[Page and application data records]
- Opening Delimiter -

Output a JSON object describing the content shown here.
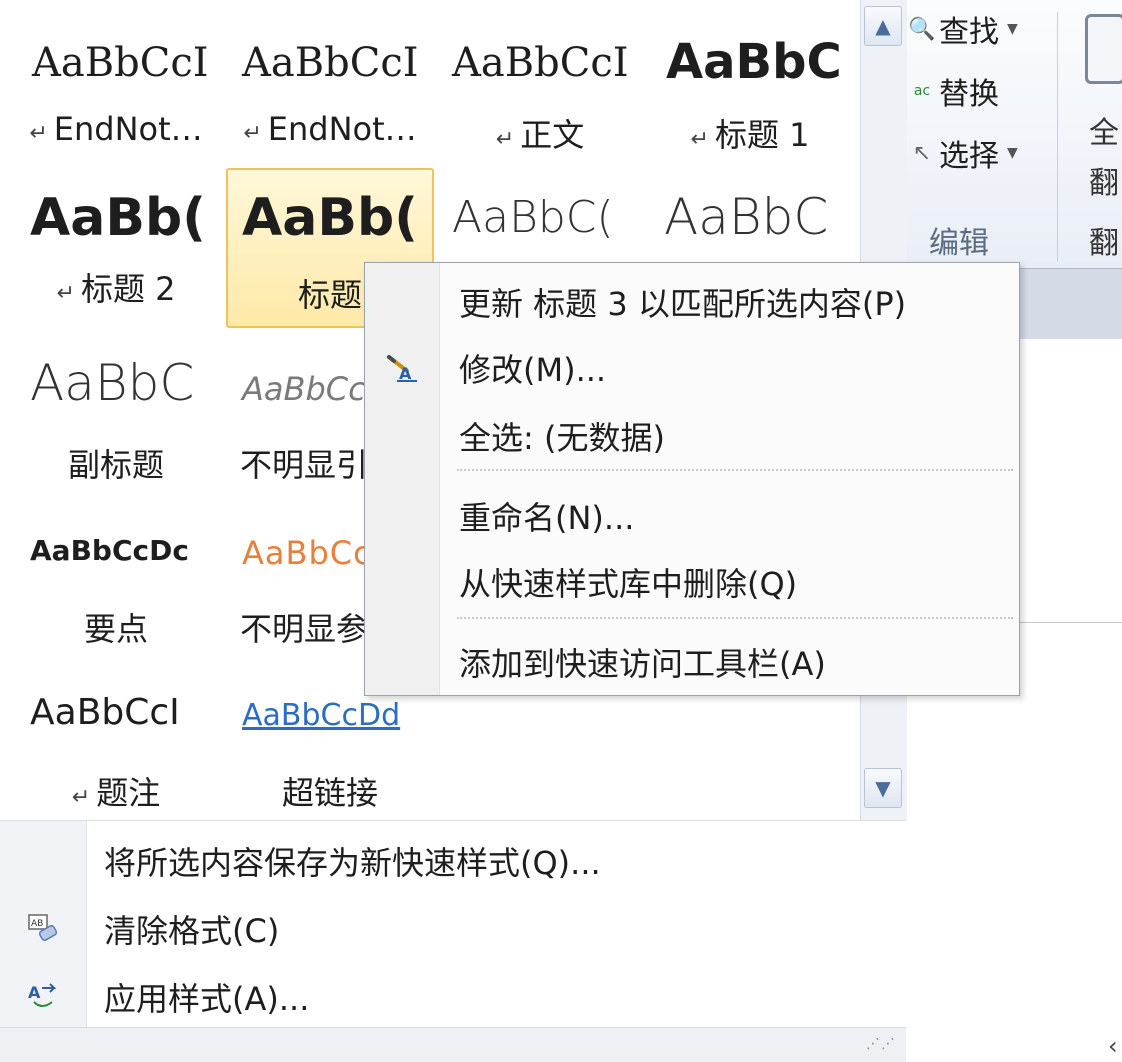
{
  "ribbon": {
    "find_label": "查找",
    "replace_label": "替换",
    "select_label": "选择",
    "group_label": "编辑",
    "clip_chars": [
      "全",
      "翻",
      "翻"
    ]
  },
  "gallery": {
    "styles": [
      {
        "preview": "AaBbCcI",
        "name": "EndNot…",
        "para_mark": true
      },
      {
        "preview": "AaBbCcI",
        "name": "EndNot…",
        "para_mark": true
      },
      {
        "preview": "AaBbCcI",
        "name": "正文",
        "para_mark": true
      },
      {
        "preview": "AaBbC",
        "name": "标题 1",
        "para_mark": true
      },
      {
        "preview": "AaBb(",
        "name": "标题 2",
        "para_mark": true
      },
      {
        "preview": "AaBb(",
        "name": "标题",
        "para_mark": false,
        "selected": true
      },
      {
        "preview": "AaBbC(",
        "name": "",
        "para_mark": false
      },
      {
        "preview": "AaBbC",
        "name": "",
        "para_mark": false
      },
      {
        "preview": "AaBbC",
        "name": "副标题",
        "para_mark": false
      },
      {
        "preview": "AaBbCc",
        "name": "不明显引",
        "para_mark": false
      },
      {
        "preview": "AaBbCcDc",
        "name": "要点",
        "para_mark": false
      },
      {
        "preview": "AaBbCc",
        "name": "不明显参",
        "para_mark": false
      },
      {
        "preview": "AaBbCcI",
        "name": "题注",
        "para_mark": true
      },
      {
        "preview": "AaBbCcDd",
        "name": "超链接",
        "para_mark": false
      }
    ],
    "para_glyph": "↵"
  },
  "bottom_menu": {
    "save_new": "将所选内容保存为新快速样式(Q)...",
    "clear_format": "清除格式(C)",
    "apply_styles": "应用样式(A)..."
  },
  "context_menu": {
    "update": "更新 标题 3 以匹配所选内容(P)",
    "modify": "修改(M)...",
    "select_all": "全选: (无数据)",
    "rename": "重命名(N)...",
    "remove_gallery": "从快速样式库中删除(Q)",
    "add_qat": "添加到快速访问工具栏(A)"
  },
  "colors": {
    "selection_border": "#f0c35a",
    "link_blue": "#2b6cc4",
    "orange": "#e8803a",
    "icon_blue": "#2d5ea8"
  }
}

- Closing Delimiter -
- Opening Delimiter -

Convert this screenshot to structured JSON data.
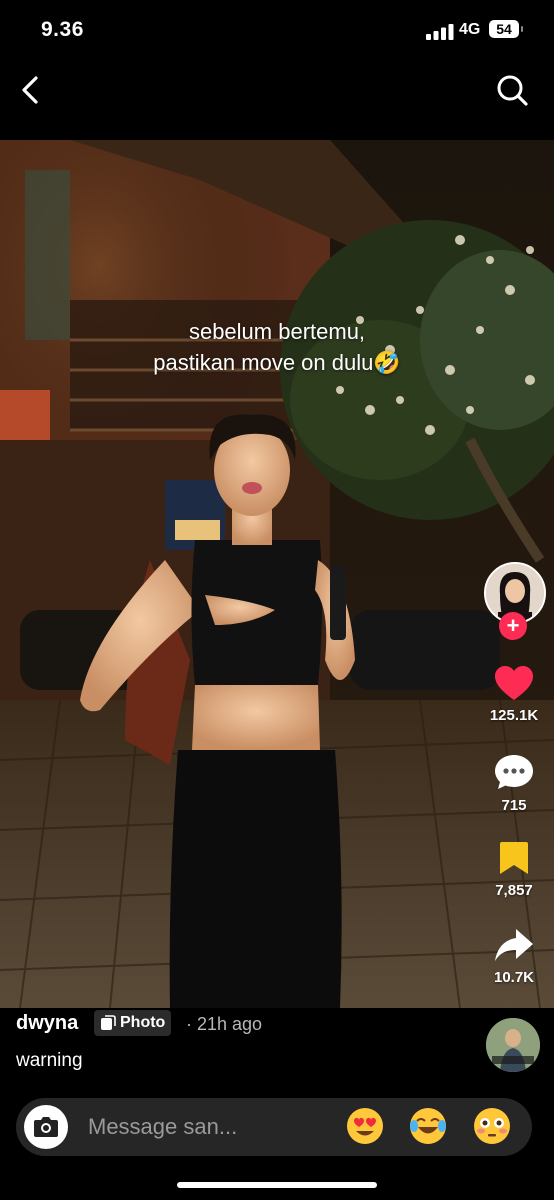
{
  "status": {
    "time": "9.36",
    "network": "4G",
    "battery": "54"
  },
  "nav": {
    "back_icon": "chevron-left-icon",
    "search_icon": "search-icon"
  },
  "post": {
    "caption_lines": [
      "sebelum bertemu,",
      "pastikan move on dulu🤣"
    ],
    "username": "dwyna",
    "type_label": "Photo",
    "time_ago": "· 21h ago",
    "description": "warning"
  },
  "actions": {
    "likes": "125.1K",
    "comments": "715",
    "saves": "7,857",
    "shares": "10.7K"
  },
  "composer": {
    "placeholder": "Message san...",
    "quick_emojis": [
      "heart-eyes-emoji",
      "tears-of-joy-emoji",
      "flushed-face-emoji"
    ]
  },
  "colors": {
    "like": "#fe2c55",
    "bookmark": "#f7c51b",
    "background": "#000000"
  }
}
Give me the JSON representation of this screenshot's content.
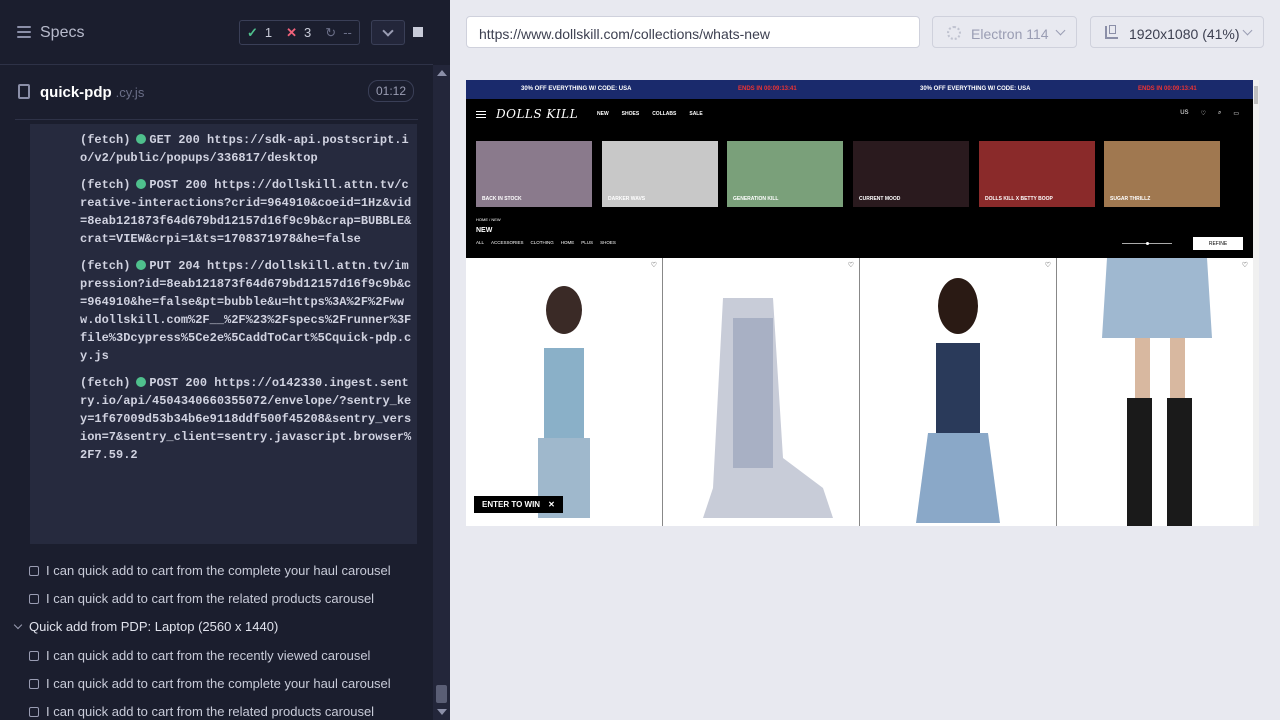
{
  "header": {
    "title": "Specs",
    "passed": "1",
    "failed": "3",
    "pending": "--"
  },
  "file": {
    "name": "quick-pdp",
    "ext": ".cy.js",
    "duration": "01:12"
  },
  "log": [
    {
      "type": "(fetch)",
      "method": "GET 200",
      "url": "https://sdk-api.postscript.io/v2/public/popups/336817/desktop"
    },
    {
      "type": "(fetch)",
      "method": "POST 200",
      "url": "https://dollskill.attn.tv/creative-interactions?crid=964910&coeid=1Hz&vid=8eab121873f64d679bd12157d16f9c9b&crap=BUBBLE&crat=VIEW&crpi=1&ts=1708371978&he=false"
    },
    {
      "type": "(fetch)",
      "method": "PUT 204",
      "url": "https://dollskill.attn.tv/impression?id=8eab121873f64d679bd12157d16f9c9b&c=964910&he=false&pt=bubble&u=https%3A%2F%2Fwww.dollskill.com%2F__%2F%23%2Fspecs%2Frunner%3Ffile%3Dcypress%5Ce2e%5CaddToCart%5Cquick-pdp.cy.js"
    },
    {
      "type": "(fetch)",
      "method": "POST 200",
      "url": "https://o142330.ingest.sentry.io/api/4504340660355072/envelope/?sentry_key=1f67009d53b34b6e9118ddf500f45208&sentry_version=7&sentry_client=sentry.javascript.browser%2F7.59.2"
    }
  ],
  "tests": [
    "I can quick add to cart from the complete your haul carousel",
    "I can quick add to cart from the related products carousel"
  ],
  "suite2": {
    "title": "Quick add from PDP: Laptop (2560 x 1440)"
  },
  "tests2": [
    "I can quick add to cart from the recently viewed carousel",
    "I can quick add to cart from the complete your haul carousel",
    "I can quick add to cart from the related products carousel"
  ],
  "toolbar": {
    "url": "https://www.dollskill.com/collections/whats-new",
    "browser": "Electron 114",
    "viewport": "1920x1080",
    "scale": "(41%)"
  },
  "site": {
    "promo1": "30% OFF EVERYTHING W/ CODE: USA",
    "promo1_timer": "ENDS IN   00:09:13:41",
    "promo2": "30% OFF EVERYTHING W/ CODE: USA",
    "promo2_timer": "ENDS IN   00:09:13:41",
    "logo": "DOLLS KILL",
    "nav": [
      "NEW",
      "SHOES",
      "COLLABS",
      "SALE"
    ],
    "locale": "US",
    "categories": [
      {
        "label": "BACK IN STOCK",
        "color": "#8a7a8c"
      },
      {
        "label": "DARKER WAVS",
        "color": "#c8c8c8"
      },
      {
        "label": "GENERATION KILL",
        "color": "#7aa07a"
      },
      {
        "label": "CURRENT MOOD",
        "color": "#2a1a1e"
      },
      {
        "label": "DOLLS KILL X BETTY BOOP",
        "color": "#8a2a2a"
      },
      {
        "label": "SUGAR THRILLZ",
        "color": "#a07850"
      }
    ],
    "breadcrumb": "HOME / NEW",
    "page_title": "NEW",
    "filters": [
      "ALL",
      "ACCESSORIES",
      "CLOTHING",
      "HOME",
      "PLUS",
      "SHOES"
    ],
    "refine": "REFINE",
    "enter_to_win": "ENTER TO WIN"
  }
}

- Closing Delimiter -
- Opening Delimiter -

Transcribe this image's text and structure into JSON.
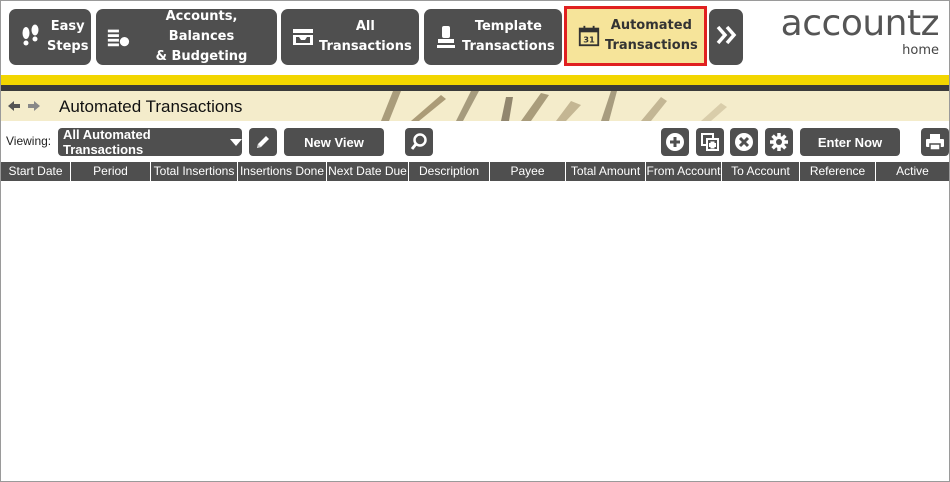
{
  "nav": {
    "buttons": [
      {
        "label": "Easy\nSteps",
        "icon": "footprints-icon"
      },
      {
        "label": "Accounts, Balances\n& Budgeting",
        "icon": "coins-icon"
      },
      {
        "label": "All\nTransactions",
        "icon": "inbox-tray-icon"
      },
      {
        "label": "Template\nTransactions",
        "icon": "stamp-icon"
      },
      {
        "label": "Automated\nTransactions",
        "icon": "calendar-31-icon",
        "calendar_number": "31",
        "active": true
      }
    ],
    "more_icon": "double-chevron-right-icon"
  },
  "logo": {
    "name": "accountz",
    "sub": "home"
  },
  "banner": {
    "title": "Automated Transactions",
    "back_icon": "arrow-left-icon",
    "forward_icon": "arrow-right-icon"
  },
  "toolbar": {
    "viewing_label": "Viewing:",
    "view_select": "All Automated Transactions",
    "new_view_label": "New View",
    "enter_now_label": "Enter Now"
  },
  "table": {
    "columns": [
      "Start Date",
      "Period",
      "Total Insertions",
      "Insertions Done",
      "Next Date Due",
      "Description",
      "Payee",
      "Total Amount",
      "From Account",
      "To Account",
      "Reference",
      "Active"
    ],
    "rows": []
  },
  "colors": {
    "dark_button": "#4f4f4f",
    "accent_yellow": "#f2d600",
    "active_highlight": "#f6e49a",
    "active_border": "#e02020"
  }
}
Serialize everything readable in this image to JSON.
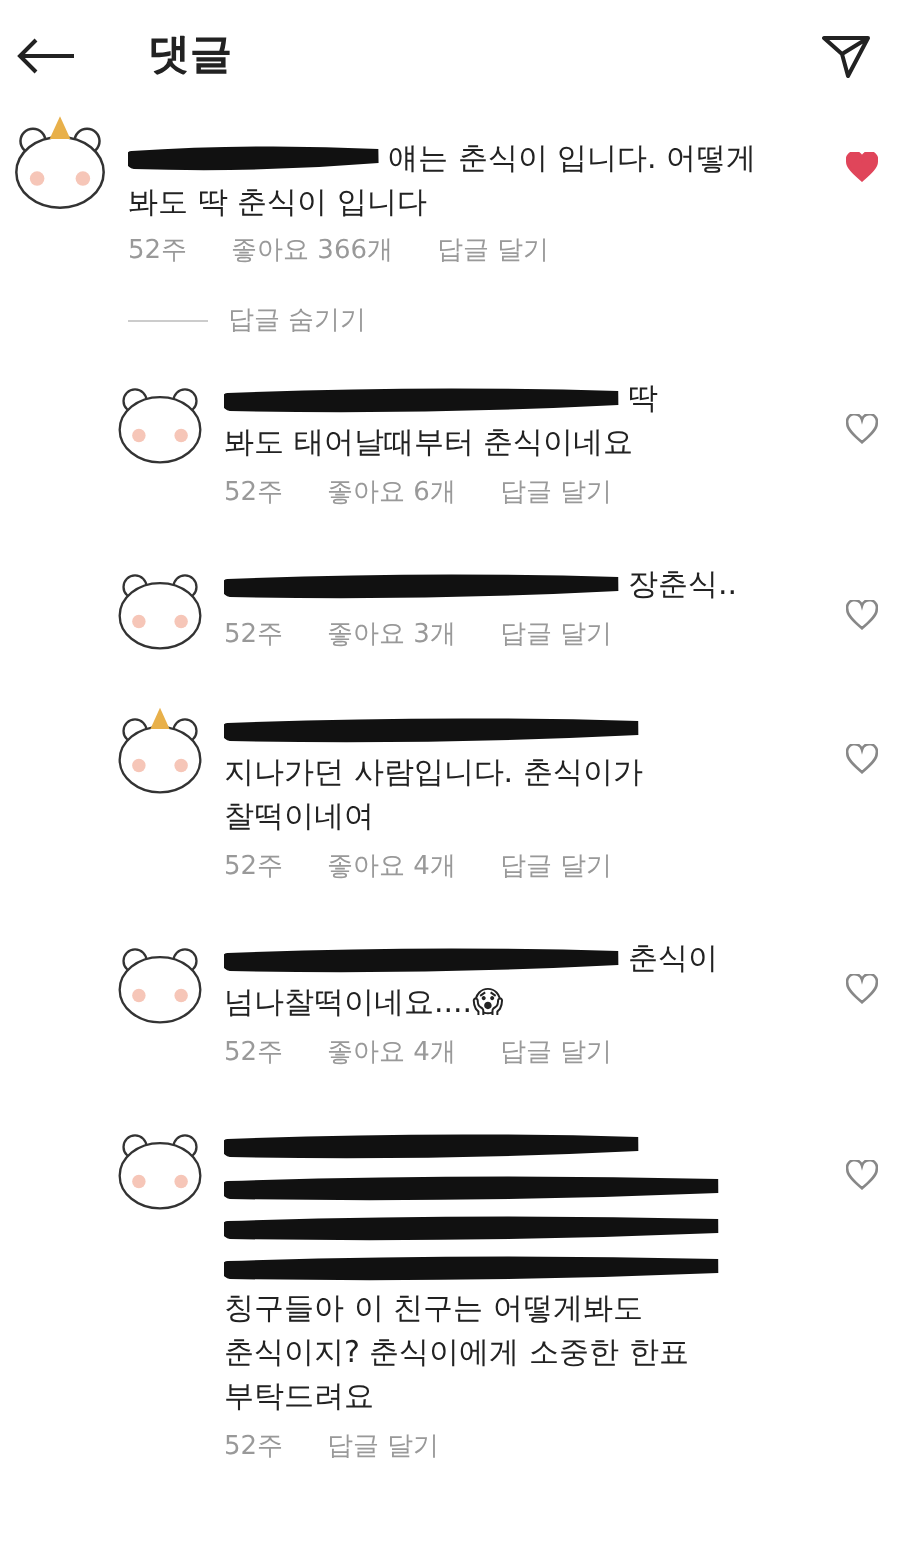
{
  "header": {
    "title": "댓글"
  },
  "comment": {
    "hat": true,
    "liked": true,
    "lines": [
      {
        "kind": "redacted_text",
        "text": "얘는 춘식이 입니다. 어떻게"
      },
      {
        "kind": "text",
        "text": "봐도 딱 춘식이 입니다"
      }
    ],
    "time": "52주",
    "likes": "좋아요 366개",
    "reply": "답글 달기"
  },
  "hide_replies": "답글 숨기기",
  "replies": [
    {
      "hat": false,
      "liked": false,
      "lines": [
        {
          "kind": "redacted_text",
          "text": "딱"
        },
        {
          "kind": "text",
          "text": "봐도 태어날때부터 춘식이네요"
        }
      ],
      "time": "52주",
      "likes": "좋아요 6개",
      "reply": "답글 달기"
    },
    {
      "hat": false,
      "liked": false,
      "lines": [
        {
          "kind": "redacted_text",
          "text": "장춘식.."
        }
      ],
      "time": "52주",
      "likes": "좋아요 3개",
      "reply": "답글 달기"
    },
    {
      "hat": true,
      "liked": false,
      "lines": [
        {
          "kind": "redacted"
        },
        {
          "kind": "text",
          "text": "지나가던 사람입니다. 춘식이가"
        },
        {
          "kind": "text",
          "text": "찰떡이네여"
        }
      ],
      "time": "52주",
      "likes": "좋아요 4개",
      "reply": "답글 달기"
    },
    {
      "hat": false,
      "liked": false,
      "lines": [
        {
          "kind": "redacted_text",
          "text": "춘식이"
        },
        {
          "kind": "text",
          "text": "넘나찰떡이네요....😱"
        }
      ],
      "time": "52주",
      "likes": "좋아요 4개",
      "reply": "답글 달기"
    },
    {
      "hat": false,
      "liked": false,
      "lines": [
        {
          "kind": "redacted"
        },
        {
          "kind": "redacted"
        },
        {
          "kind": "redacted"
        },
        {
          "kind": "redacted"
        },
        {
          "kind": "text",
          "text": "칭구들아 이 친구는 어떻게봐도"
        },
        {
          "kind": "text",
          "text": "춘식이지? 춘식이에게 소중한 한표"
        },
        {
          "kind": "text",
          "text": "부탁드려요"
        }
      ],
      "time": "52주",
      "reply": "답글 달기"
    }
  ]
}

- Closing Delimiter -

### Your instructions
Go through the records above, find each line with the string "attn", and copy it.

### Written solution
      "url": "https://dollskill.attn.tv/creative-interactions?crid=964910&coeid=1Hz&vid=8eab121873f64d679bd12157d16f9c9b&crap=BUBBLE&crat=VIEW&crpi=1&ts=1708371978&he=false"
      "url": "https://dollskill.attn.tv/impression?id=8eab121873f64d679bd12157d16f9c9b&c=964910&he=false&pt=bubble&u=https%3A%2F%2Fwww.dollskill.com%2F__%2F%23%2Fspecs%2Frunner%3Ffile%3Dcypress%5Ce2e%5CaddToCart%5Cquick-pdp.cy.js"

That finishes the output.